An Alden/Tribune FAQ: What we know right now

Colleagues,

We received a disappointing lack of information from Tribune in the Teams town halls. We find it hard to believe that CEO Terry Jimenez knows nothing about Alden Global Capital and the imminent threat they pose to our newsrooms.

From the day the news broke, the joint bargaining units have been putting together a list of frequently asked questions about Alden's sale proposal and how it affects us at DPS. Let us know if we can answer any questions not represented here.

IS ALDEN GOING TO TAKE OVER TRIBUNE PUBLISHING?

It looks that way. On Tuesday, Feb. 16, Alden and Tribune announced an agreement that would have the hedge fund assume full ownership of the company, with an outside investor taking on Tribune's Maryland properties.

WHEN WILL THIS HAPPEN?

According to a joint press release from Tribune and Alden, the deal is expected to close sometime during the second quarter of 2021 (June 30).

CAN THIS BE STOPPED?

Though by far the most likely outcome is an Alden takeover, there are ways the deal could fall apart, including a failure to win approval from two-thirds of Tribune shareholders. Patrick Soon-Shiong, the company's second largest shareholder, has effective veto power over the deal and could halt it single-handedly. It is unclear currently whether he plans to do so.

WHAT IF LOCAL INVESTORS COME FORWARD?

While it's difficult to know exactly what Alden plans moving forward, its willingness to sell off the Baltimore Sun and other Maryland papers suggests some willingness to deal with local investors. That means it may not be too late for local investors in different Tribune markets to step in and rescue our papers before Alden can do its worst.
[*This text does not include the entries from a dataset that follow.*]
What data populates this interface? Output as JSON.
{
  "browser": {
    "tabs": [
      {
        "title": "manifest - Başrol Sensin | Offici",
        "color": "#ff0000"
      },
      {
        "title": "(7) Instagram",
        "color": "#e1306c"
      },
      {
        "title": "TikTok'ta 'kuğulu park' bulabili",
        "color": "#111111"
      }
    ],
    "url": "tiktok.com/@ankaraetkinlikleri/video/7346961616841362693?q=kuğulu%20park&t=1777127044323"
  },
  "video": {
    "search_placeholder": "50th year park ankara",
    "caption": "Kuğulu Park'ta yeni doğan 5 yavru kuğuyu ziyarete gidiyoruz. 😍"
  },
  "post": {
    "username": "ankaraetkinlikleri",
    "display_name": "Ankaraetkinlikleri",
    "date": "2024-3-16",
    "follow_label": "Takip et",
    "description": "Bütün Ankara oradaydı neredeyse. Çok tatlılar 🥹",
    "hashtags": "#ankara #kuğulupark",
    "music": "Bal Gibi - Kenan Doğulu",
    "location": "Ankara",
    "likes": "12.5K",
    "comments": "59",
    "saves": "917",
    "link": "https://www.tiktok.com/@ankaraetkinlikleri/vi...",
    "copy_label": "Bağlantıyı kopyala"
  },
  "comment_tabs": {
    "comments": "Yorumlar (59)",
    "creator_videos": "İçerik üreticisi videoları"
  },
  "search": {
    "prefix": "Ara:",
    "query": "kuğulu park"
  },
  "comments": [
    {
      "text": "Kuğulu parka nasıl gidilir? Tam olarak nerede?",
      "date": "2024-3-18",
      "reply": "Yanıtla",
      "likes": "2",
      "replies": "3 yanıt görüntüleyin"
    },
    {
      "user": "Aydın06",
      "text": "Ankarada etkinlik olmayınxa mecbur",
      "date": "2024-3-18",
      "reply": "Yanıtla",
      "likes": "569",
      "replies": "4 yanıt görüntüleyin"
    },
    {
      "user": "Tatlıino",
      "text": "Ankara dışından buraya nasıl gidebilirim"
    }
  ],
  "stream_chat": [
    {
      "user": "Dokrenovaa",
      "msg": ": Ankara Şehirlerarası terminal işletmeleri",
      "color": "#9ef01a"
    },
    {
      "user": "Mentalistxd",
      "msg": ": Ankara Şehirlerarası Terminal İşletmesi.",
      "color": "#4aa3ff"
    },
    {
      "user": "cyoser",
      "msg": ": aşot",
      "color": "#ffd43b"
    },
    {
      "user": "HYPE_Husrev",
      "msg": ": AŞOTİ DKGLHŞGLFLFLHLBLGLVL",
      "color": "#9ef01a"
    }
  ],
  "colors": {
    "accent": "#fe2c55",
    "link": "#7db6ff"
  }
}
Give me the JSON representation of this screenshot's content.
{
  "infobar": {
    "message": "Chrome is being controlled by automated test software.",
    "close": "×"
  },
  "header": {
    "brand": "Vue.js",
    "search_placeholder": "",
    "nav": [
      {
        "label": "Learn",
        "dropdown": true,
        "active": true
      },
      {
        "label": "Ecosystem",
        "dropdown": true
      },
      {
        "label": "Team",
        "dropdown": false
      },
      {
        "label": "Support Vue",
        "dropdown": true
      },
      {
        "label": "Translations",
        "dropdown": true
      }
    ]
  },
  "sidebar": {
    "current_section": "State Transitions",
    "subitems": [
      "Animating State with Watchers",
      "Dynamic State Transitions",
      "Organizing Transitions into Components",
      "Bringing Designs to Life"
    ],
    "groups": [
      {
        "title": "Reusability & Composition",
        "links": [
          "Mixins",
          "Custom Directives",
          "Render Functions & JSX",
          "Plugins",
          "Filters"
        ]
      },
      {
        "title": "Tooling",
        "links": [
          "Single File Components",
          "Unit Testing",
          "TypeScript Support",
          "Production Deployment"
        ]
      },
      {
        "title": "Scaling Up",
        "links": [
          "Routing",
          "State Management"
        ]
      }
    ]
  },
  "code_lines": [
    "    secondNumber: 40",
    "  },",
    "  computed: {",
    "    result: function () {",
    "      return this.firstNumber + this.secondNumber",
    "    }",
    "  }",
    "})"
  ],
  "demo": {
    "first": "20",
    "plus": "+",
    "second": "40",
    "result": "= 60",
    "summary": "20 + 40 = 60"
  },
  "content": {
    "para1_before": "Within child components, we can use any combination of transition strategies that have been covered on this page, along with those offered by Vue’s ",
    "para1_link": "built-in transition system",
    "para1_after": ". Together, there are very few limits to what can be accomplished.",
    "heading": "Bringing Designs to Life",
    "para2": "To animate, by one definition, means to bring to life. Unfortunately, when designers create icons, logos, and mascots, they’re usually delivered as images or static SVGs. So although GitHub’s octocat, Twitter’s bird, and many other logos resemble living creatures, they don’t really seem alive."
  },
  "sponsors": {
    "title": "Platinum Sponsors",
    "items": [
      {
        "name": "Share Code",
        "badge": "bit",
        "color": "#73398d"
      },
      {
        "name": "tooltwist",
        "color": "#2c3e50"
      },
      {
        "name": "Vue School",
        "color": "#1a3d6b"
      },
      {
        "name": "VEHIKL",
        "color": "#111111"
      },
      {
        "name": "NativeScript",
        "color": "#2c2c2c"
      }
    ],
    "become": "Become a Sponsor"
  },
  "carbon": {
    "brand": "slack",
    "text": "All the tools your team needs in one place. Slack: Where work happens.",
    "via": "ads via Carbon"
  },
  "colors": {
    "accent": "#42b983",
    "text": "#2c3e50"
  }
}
DO WE STILL HAVE A UNION?

Yes! Absolutely nothing changes in that regard. You are still in a union and that means we collectively still must fight and organize to protect each other.

WHAT HAPPENS TO OUR STATUS QUO PROTECTIONS?

Because this is a stock sale, the status quo established under Tribune continues to stay in place. That means current working conditions must be preserved or else we can file an unfair labor practice charge against the company. It also means that layoffs and buyouts would be mandatory subjects of bargaining. The NewsGuild's position is that there can be no layoffs under status quo (unless the company were to go to court and prove economic exigency).

WHAT DOES THIS MEAN FOR ONGOING CONTRACT BARGAINING?

The Alden/Tribune deal involves entirely buying out the stock of other investors, a stock sale, so the new owner will be obliged to honor all existing contracts and continue bargaining with newly organized units. The current conditions of individual bargaining should be unaffected and continue from its existing position, including any tentative agreements and interim agreements achieved to date.

We all need to continue to fight for our rights in the workplace and preserve existing contracts and bargaining for the strongest new contracts possible. Bargaining sessions, along with the coordinated actions we need to win, will continue as planned.

WHAT CAN MEMBERS DO TO HELP?

From the moment that Alden announced their stake in Tribune Publishing, we have known that we would have to fight the kinds of ruinous cuts and extractive business practices with Tribune properties that they have with their other holdings. We knew it was likely that they would attempt a full takeover, or parlay their influence within the company to make decisions that would hurt our newsrooms and the long-term health of our company.

We have been engaged in contract fights with Tribune papers now for years, and have been fighting Alden in shops across the country for even longer. That fight continues in the boardroom, at the bargaining table, and in every city and town where Tribune (and Alden) own a newspaper.

This latest news is an opportunity to educate our members and our communities about how Alden conducts business, and the threat to the institutions where we work. Alden has everyone's attention now.

Participate in coordinated actions across Tribune. Join your steward networks. Mobilize with other members. Join a outreach to seek out local, civic-minded investors who are willing to make a sincere attempt to buy their community newspaper. Build your ties to the community. Contact your elected officials. Share information about this deal and the implications for local news in your community.